The physical core and our relationship with ourselves are intimately related. You know, that whole body-mind connection everyone is always rambling on about? Yeah – it exists. But instead of it being a hardship of learning to rely on ones self and intuition – this is a moment of true freedom. We are able to start, with great compassion, a long and passionate road to learning who we are. From that starting point, we are also able to make healthy choices that support our most poignant values. To trust that we do know what feels right/wrong for ourselves.
Yogis might call this dharma, or life’s path. We can often feel like we are walking blindly in this life – but quieting down and settling into the breath is a deep illumination to where our personal path will lead. Whether we are venturing on a new relationship, deciding to raise children or changing careers to follow our dreams – this is all related to our winding dharma. The more connected we become to our bodies and ourselves, the more intimately we are able to detect the subtle shifts in energy that will lead us in positive and fulfulling directions.

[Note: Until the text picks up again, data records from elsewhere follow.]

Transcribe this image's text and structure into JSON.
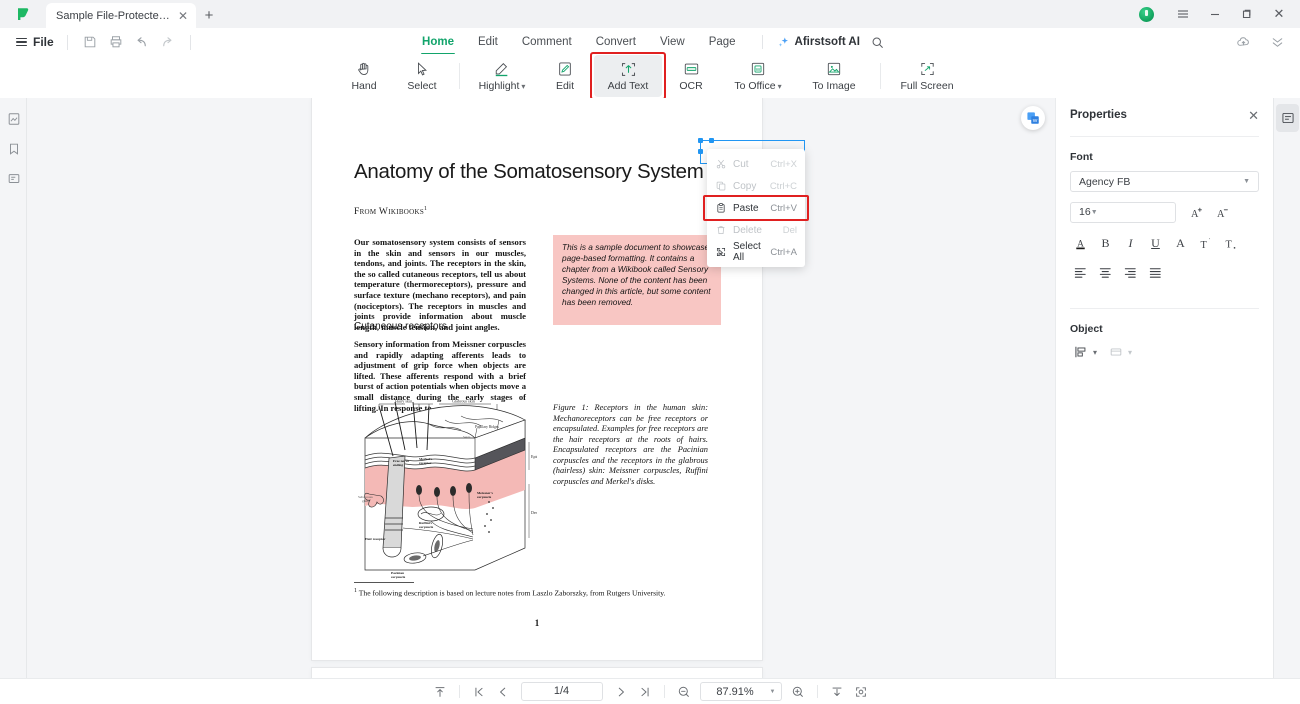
{
  "titlebar": {
    "tab_title": "Sample File-Protected (1...",
    "tab_close": "✕",
    "new_tab": "+",
    "window_min": "—",
    "window_restore": "restore-icon",
    "window_close": "✕",
    "menu_icon": "hamburger-icon",
    "avatar": "user-avatar"
  },
  "filebar": {
    "file_label": "File",
    "quick_tools": [
      "save-icon",
      "print-icon",
      "undo-icon",
      "redo-icon"
    ],
    "right_tools": [
      "cloud-upload-icon",
      "collapse-ribbon-icon"
    ]
  },
  "menu": {
    "items": [
      {
        "label": "Home",
        "active": true
      },
      {
        "label": "Edit",
        "active": false
      },
      {
        "label": "Comment",
        "active": false
      },
      {
        "label": "Convert",
        "active": false
      },
      {
        "label": "View",
        "active": false
      },
      {
        "label": "Page",
        "active": false
      }
    ],
    "ai_label": "Afirstsoft AI",
    "ai_icon": "sparkle-icon",
    "search_icon": "search-icon",
    "accent": "#12a46b"
  },
  "ribbon": {
    "tools": [
      {
        "label": "Hand",
        "icon": "hand-icon",
        "selected": false,
        "highlighted": false,
        "caret": false
      },
      {
        "label": "Select",
        "icon": "cursor-icon",
        "selected": false,
        "highlighted": false,
        "caret": false
      },
      {
        "label": "Highlight",
        "icon": "highlighter-icon",
        "selected": false,
        "highlighted": false,
        "caret": true
      },
      {
        "label": "Edit",
        "icon": "edit-page-icon",
        "selected": false,
        "highlighted": false,
        "caret": false
      },
      {
        "label": "Add Text",
        "icon": "add-text-icon",
        "selected": true,
        "highlighted": true,
        "caret": false
      },
      {
        "label": "OCR",
        "icon": "ocr-icon",
        "selected": false,
        "highlighted": false,
        "caret": false
      },
      {
        "label": "To Office",
        "icon": "to-office-icon",
        "selected": false,
        "highlighted": false,
        "caret": true
      },
      {
        "label": "To Image",
        "icon": "to-image-icon",
        "selected": false,
        "highlighted": false,
        "caret": false
      },
      {
        "label": "Full Screen",
        "icon": "fullscreen-icon",
        "selected": false,
        "highlighted": false,
        "caret": false
      }
    ],
    "highlight_color": "#e02020"
  },
  "leftrail": {
    "items": [
      "thumbnails-icon",
      "bookmark-icon",
      "comments-icon"
    ]
  },
  "context_menu": {
    "items": [
      {
        "label": "Cut",
        "shortcut": "Ctrl+X",
        "icon": "scissors-icon",
        "disabled": true,
        "highlighted": false
      },
      {
        "label": "Copy",
        "shortcut": "Ctrl+C",
        "icon": "copy-icon",
        "disabled": true,
        "highlighted": false
      },
      {
        "label": "Paste",
        "shortcut": "Ctrl+V",
        "icon": "clipboard-icon",
        "disabled": false,
        "highlighted": true
      },
      {
        "label": "Delete",
        "shortcut": "Del",
        "icon": "trash-icon",
        "disabled": true,
        "highlighted": false
      },
      {
        "label": "Select All",
        "shortcut": "Ctrl+A",
        "icon": "select-all-icon",
        "disabled": false,
        "highlighted": false
      }
    ]
  },
  "float_button": {
    "icon": "convert-to-word-icon"
  },
  "document": {
    "title": "Anatomy of the Somatosensory System",
    "from": "From Wikibooks",
    "from_sup": "1",
    "paragraph1": "Our somatosensory system consists of sensors in the skin and sensors in our muscles, tendons, and joints. The receptors in the skin, the so called cutaneous receptors, tell us about temperature (thermoreceptors), pressure and surface texture (mechano receptors), and pain (nociceptors). The receptors in muscles and joints provide information about muscle length, muscle tension, and joint angles.",
    "heading2": "Cutaneous receptors",
    "paragraph2": "Sensory information from Meissner corpuscles and rapidly adapting afferents leads to adjustment of grip force when objects are lifted. These afferents respond with a brief burst of action potentials when objects move a small distance during the early stages of lifting. In response to",
    "pink_note": "This is a sample document to showcase page-based formatting. It contains a chapter from a Wikibook called Sensory Systems. None of the content has been changed in this article, but some content has been removed.",
    "pink_note_color": "#f8c6c3",
    "figure_caption": "Figure 1: Receptors in the human skin: Mechanoreceptors can be free receptors or encapsulated. Examples for free receptors are the hair receptors at the roots of hairs. Encapsulated receptors are the Pacinian corpuscles and the receptors in the glabrous (hairless) skin: Meissner corpuscles, Ruffini corpuscles and Merkel's disks.",
    "figure_labels": {
      "hairy_skin": "Hairy skin",
      "glabrous_skin": "Glabrous skin",
      "papillary_ridges": "Papillary Ridges",
      "epidermis": "Epidermis",
      "dermis": "Dermis",
      "free_nerve": "Free nerve ending",
      "merkel": "Merkel's receptor",
      "septa": "Septa",
      "meissner": "Meissner's corpuscle",
      "ruffini": "Ruffini's corpuscle",
      "sebaceous": "Sebaceous gland",
      "hair_receptor": "Hair receptor",
      "pacinian": "Pacinian corpuscle"
    },
    "footnote_marker": "1",
    "footnote": "The following description is based on lecture notes from Laszlo Zaborszky, from Rutgers University.",
    "page_number": "1"
  },
  "properties": {
    "title": "Properties",
    "close_icon": "close-icon",
    "font_section": "Font",
    "font_family": "Agency FB",
    "font_size": "16",
    "increase_font_icon": "increase-font-icon",
    "decrease_font_icon": "decrease-font-icon",
    "format_buttons": [
      {
        "icon": "font-color-icon",
        "glyph": "A"
      },
      {
        "icon": "bold-icon",
        "glyph": "B"
      },
      {
        "icon": "italic-icon",
        "glyph": "I"
      },
      {
        "icon": "underline-icon",
        "glyph": "U"
      },
      {
        "icon": "strikethrough-icon",
        "glyph": "A"
      },
      {
        "icon": "superscript-icon",
        "glyph": "T"
      },
      {
        "icon": "subscript-icon",
        "glyph": "T"
      }
    ],
    "align_buttons": [
      {
        "icon": "align-left-icon"
      },
      {
        "icon": "align-center-icon"
      },
      {
        "icon": "align-right-icon"
      },
      {
        "icon": "align-justify-icon"
      }
    ],
    "object_section": "Object",
    "object_buttons": [
      {
        "icon": "align-objects-icon",
        "caret": true
      },
      {
        "icon": "arrange-objects-icon",
        "caret": true
      }
    ]
  },
  "rightrail": {
    "items": [
      "properties-panel-icon"
    ]
  },
  "statusbar": {
    "fit_icon": "fit-page-icon",
    "first_page_icon": "first-page-icon",
    "prev_page_icon": "prev-page-icon",
    "page_value": "1/4",
    "next_page_icon": "next-page-icon",
    "last_page_icon": "last-page-icon",
    "zoom_out_icon": "zoom-out-icon",
    "zoom_value": "87.91%",
    "zoom_caret": "chevron-down-icon",
    "zoom_in_icon": "zoom-in-icon",
    "fit_width_icon": "fit-width-icon",
    "fit_screen_icon": "fit-screen-icon"
  }
}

What we receive from core strengthening is so much more than an abdominal workout. It’s an avenue to find ways to “act from the Hara” and a process of turning away from over- reliance on things outside of us. So, Trust your gut…and enjoy the journey!
(Adapted from an article in the Treloar Talker)
So often I say to myself and to others – I wish I could call yoga something different. Relieve “yoga” of all its stereotyped afflictions and shift the perspective of those who are resistant to it – show them the practice that changed my life – for the better.
When I first began doing yoga, I thought it was all weird. I did not chant, I often left during savasana because it felt torturous having to just…LAY there. My mind chattering monkey that I could not quiet. I did not connect with the language or the stereotyped lifestyle. I did not want to “sparkle out my fingertips” and cringed and the smell of nag champa – ok, ok…I still do.
This is not a post about how I changed my mind or was drawn in when I realized all the amazing benefits of yoga – which are more than I can name (I hope it would be obvious!).
This is about yoga and its ability to open up the acceptance of self as we *already are*. Eventually, I knew that I could get into my flow alongside any Lulu-clad muscle man or patchouli princess and still feel like I was right where I belonged. That the only thing separating me from the other human beings I took class with was….ME.
Over the course of time, tears and near-criminally honest self-evaluation; it was all too clear. We are all a little weird. Whether we do yoga or not, the important lesson lies in our ability to stop judging others and ourselves. To find clarity in the present moment and feel peace with what already is. Yoga is just one way to get there.
So, instead of trying to change yoga to make it more palatable for the masses of folks who feel more comfortable judging it than doing it – I have decided to accept that it may not be for everyone. But the fact is, there is a practice that everyone can do and feel better for it. JUST BREATHE.
After all, that’s all it really is.
If we are able to breathe – a whole world of possibility opens up for us. The opportunity to shift, change or accept becomes all the more available. The breath is our bridge between the body and the mind. So if you can breathe – you can do yoga. In fact, you already are.
How weird is that?